Published on November 9th, 2012 | by Jos Roder1
Changing Hats – A V8 Supercar driver goes Drifting
One of the great age old questions for motor sport nerds the world over is how drivers of various motor sport disciplines would cross over into another discipline.
There have been countless examples of motorcycle riders moving into four wheel racing, rally drivers going into circuit racing and rally drivers moving into circuit racing. Kimi Raikkonen is a former F1 world champion and a perfect example of a famous driver crossing over (without John Edwards). Kimi joined the World Rally Championship with Citroen in a widely publicised move in 2010. Although at times displaying raw speed, Kimi struggled with integrating pace notes in a career previously void of interactions and instructions on where the road would go next (pacenotes at a track would provide comedy after lap 2) and how to apply and trust the co-drivers calls. Gaining consistency and that final evolution of pace was only something that would come with years of rallying behind him, something he did not possess.
Drifting is a relatively new sport and has only recently allowed motoring enthusiasts to start asking the same fundamental questions but with a new discipline as a variable. How well would a Michael Schumacher or Sebastien Loeb perform if they went drifting and how well would a drifter go at another discipline were debates raging over internet forums and Facebook far and wide.
Two of the first high profile Australian Drivers from other disciplines to give Drifting a go were Warren Luff (V8 Supercar Driver) and Rick Bates(Rally Driver). Warren Luff had an unfortunate and brief foray into the sport (above)and Rick Bates campaigned a rear wheel drive Subaru WRX in a couple of Toyo Drift Nationals rounds in 2005.
There has been relatively little interest from high profile drivers of other disciplines since the initial drifting wave of popularity had plateaued and I didn’t hold much hope for another high profile figure becoming involved in Australasia until I saw Shane Van Gisbergen give an indication of his willingness and ability to slide at his second V8 Supercar race win ever up at Hidden Valley in Darwin, 2010.

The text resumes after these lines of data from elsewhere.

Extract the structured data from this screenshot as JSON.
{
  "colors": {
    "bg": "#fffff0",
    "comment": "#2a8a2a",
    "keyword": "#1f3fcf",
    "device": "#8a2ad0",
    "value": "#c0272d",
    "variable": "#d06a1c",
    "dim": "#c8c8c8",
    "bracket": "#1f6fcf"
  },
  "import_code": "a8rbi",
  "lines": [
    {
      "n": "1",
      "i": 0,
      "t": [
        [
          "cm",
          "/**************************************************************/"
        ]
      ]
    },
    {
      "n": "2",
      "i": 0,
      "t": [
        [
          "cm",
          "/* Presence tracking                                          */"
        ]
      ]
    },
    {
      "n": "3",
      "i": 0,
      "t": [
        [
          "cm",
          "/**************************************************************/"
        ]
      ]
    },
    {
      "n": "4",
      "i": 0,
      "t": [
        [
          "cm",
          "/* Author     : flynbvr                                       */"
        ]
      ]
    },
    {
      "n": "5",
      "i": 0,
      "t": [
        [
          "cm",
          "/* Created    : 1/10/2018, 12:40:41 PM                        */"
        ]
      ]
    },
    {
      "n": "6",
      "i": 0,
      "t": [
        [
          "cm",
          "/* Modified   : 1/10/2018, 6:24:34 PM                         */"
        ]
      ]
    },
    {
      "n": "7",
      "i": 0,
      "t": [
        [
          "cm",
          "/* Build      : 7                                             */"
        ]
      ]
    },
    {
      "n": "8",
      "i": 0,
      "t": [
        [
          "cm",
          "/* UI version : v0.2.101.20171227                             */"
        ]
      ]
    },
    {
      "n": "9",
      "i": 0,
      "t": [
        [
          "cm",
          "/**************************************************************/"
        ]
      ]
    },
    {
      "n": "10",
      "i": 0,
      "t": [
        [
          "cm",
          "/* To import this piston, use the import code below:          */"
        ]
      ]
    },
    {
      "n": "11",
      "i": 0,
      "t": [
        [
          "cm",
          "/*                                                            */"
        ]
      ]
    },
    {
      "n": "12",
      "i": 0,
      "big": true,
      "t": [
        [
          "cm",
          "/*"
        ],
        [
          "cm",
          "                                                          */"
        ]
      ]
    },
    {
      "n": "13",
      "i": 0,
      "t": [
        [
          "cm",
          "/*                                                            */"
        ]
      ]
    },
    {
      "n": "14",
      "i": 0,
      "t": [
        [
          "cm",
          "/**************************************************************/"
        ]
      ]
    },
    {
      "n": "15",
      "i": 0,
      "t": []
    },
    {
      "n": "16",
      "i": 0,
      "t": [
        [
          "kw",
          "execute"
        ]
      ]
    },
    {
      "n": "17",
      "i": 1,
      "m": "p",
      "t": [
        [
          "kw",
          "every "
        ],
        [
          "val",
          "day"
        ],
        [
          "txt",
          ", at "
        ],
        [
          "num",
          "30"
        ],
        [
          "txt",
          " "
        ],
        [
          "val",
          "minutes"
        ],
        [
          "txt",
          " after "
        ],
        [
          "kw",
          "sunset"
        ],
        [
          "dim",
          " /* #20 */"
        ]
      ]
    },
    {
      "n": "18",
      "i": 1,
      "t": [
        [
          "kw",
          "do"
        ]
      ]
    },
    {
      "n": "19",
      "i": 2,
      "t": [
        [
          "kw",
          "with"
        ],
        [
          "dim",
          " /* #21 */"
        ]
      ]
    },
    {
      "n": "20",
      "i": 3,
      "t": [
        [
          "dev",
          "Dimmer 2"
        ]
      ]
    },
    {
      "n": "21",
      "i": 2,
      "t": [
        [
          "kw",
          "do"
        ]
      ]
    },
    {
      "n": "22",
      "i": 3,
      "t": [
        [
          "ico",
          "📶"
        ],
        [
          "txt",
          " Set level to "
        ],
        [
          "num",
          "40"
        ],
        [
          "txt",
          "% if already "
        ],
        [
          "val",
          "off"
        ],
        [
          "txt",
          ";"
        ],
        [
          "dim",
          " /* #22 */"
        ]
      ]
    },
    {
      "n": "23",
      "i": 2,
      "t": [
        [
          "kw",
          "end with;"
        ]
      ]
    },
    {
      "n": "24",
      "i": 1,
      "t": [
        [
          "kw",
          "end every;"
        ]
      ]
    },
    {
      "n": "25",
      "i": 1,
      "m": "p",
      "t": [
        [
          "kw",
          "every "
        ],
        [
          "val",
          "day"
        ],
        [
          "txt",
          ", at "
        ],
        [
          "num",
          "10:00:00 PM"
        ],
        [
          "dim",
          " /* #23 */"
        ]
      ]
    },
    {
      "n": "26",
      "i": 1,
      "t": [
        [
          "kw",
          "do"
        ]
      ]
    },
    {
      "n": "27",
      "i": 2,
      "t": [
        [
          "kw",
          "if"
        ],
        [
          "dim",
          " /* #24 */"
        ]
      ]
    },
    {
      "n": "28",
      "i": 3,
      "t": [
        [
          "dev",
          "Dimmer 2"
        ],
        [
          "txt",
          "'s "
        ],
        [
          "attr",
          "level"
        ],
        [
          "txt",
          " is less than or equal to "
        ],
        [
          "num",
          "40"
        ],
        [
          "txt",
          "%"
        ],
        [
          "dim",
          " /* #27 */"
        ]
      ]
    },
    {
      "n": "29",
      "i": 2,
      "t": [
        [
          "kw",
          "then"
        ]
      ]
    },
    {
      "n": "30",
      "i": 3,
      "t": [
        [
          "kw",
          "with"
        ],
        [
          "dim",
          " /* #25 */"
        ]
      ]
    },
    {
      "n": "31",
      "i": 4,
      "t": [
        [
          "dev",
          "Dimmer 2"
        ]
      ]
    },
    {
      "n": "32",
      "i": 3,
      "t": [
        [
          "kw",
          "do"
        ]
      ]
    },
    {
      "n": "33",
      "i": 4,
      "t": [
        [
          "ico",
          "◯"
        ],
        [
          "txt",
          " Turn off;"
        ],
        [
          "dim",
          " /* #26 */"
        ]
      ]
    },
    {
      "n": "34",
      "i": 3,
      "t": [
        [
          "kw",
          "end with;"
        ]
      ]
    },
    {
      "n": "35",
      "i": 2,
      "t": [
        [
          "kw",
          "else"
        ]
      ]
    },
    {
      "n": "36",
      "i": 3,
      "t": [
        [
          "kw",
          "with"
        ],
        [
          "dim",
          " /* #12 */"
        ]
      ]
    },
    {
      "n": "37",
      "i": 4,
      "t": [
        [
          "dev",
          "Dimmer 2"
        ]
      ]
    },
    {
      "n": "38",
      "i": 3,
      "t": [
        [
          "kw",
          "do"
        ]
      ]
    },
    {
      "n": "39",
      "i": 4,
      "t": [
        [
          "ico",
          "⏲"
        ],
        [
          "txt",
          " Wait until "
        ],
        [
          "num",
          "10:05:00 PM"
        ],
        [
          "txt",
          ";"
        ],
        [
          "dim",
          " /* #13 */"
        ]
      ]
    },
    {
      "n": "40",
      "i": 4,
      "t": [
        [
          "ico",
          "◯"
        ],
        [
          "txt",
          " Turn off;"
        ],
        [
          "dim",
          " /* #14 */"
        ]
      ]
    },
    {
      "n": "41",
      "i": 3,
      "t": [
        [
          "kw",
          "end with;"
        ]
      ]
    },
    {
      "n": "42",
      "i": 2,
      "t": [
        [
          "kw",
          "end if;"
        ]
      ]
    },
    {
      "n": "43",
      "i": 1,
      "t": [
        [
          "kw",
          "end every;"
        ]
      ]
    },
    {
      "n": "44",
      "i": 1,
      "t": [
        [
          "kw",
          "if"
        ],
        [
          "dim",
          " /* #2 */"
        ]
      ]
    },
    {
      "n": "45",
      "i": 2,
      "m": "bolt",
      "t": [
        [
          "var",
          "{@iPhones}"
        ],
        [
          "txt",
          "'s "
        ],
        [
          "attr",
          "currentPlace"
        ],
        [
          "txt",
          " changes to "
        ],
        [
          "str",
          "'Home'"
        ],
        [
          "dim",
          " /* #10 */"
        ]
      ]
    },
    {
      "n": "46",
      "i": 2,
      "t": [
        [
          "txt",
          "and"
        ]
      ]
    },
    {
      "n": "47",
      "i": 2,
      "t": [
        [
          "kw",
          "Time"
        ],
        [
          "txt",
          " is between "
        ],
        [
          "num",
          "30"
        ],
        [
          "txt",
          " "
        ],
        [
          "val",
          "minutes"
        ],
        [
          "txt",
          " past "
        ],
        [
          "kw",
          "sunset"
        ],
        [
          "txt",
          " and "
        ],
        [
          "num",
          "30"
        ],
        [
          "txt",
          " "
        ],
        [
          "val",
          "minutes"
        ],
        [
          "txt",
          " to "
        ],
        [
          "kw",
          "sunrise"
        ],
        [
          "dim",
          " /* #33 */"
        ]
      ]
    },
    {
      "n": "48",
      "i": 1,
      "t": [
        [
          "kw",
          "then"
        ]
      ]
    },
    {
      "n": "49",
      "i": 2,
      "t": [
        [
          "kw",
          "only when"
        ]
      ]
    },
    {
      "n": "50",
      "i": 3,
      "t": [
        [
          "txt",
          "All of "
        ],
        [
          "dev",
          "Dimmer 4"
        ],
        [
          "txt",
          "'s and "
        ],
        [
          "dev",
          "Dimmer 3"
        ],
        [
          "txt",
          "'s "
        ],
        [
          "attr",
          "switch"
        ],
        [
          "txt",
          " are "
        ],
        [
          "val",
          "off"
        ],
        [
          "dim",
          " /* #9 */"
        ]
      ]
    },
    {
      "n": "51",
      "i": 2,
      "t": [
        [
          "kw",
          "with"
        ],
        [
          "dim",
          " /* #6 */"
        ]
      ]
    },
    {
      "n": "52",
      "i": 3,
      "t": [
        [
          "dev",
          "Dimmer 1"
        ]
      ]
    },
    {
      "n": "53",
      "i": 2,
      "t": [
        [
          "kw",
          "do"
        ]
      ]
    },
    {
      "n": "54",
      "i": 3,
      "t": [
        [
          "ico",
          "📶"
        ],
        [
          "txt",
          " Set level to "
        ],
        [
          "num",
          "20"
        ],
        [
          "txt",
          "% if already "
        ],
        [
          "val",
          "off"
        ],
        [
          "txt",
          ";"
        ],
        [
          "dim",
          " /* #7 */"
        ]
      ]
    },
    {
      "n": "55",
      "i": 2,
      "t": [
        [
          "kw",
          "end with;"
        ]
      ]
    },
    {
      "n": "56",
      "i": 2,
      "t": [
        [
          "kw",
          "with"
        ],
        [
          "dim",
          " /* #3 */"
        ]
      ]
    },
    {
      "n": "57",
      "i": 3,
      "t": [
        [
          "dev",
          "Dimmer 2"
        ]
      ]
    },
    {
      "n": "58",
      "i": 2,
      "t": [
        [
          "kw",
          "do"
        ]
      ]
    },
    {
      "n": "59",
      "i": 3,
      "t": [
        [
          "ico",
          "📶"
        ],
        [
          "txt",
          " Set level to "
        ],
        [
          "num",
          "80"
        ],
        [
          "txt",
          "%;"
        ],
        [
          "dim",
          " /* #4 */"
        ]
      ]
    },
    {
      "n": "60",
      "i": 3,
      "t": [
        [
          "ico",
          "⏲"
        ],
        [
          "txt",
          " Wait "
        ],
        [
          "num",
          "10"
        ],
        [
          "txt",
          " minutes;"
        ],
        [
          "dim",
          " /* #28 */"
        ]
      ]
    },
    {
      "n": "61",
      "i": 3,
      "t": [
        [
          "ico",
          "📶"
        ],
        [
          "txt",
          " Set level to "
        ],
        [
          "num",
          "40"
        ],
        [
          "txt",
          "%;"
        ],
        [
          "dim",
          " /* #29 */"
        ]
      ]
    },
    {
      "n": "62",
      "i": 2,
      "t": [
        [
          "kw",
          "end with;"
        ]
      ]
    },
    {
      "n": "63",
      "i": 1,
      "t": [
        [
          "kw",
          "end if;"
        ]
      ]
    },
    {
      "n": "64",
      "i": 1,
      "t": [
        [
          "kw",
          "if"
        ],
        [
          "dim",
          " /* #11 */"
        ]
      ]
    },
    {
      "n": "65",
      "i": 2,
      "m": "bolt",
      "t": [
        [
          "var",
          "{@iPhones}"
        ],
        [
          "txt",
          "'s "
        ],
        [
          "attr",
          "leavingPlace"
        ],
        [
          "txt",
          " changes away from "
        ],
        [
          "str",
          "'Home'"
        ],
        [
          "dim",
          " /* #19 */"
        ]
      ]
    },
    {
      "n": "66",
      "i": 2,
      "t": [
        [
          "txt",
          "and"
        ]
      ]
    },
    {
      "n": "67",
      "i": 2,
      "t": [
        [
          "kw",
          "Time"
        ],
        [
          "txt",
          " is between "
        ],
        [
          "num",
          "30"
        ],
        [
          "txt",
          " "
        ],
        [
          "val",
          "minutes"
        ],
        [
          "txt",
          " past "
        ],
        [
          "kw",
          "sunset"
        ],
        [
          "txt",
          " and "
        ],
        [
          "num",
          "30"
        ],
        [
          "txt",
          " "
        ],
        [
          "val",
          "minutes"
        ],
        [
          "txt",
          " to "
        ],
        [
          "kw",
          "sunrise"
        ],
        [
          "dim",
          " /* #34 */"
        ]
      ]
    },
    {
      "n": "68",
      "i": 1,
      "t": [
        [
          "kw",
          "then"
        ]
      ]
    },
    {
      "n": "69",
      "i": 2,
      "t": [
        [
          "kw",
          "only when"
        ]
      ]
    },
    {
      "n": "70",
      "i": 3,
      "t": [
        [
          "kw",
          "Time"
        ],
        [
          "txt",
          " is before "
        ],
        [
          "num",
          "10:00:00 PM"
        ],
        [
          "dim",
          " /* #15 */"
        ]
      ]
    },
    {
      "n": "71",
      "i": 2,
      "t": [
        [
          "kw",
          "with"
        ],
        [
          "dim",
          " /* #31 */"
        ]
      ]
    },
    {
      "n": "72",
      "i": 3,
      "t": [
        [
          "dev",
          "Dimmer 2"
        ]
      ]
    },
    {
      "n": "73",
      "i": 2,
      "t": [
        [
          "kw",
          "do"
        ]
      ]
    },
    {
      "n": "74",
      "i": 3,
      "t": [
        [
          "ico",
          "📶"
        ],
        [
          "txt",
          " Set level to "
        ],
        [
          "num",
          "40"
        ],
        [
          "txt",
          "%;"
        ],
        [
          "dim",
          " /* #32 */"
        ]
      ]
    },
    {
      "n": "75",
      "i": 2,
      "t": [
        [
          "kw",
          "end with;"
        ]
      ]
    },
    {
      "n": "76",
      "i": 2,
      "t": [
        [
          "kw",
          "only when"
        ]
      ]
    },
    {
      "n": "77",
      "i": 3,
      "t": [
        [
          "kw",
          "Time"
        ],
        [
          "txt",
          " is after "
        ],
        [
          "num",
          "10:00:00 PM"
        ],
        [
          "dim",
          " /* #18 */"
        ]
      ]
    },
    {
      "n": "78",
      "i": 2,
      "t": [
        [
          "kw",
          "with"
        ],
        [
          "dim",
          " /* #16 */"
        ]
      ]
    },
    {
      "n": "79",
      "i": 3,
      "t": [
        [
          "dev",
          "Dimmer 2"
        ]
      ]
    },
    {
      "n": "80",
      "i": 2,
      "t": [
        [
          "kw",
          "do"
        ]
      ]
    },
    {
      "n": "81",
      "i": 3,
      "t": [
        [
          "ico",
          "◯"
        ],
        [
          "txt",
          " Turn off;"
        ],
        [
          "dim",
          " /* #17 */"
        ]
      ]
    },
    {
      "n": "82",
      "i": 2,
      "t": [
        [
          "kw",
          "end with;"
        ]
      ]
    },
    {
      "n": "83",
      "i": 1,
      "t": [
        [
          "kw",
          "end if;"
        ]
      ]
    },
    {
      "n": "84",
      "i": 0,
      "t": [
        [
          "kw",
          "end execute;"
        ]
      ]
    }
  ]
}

The crowd went bananas and I think shows a perfect illustration of the appeal that drifting deserves in Australia but somehow is still not achieving. Furthermore it shows Shane’s talent and was also a taste of things to come. Some grumbled this clip wasn’t proper drifting but with a car with no lock and setup differently than a drift car, it was an impressive effort and a memorable celebration. As I watched that performance, I hoped he would have an official go at drifting at some stage, as it would be fascinating to watch.
Well my prayers were answered when I heard Van Gisbergen would be taking part in Round 1 of the D1NZ event.
Van Gisbergen has no issues with proximity considering his V8 day job racing bumper to bumper and speed is no concern as he also drives at much higher average speeds than the drift fraternity so that ticks two big boxes straight away. The only thing he has to overcome is his natural tendency to want to bring the car straight and over correct to bring the car back into line quickly.
This is the on board clip of him drifting a properly setup Ford Falcon with big power known as ‘Rattla’ (more info about the car is here) in Round 1 of the D1NZ series. Props to the guys for letting him have a steer of the car!
I wanted to let you watch the clip once and just enjoy it before I started analyzing it with you.
OK, now I want you to watch it again and focus on his steering wheel work. As with rally drivers, circuit drivers are predominantly always holding on to the wheel in comparison to many drift drivers. Rally drivers do this due to the bumps and ruts and road surfaces that can snap the wheel direction to different angle if they are not holding firmly, where as circuit drivers often operate with quick rack steering systems that mean they are always holding on to the steering wheel in a single position at all times, with no need to let go of the wheel.
You will notice Van Gisbergen is never letting go of the steering wheel and is always manually steering and controlling what the front wheels are doing through his grip on the wheel. The end result is not going to be overly different in the majority of cases to that of a large caster setup vehicle where the driver just releases the wheel as the car transitions. In some cases it actually provides benefits but that discussion is for another time. However in high end drifting, manually steering and doing just a little more than the car automatically does for you, can make the difference between being a consistent average drifter and a world class drifter.
With a bit more practice, Van Gisbergen is in a great position as far as overall driving ability to be a strong force in the sport should he continue to drift as a hobby on his ‘off’ weekends.
Most importantly, having Van Gisbergen involved in the sport is one of the biggest gifts the drift fraternity could have received for the New Zealand and Australian scenes and the impact should not be underestimated. It will expose a whole new motorsport demographic base to drifting and should garner it with a new found level of respect.
Thanks Shane for becoming involved and all the best in the V8’s and your new Drifting career.
You can find out more about Shane and his exploits in V8 Supercars and Drifting at his official website
Yours in Drift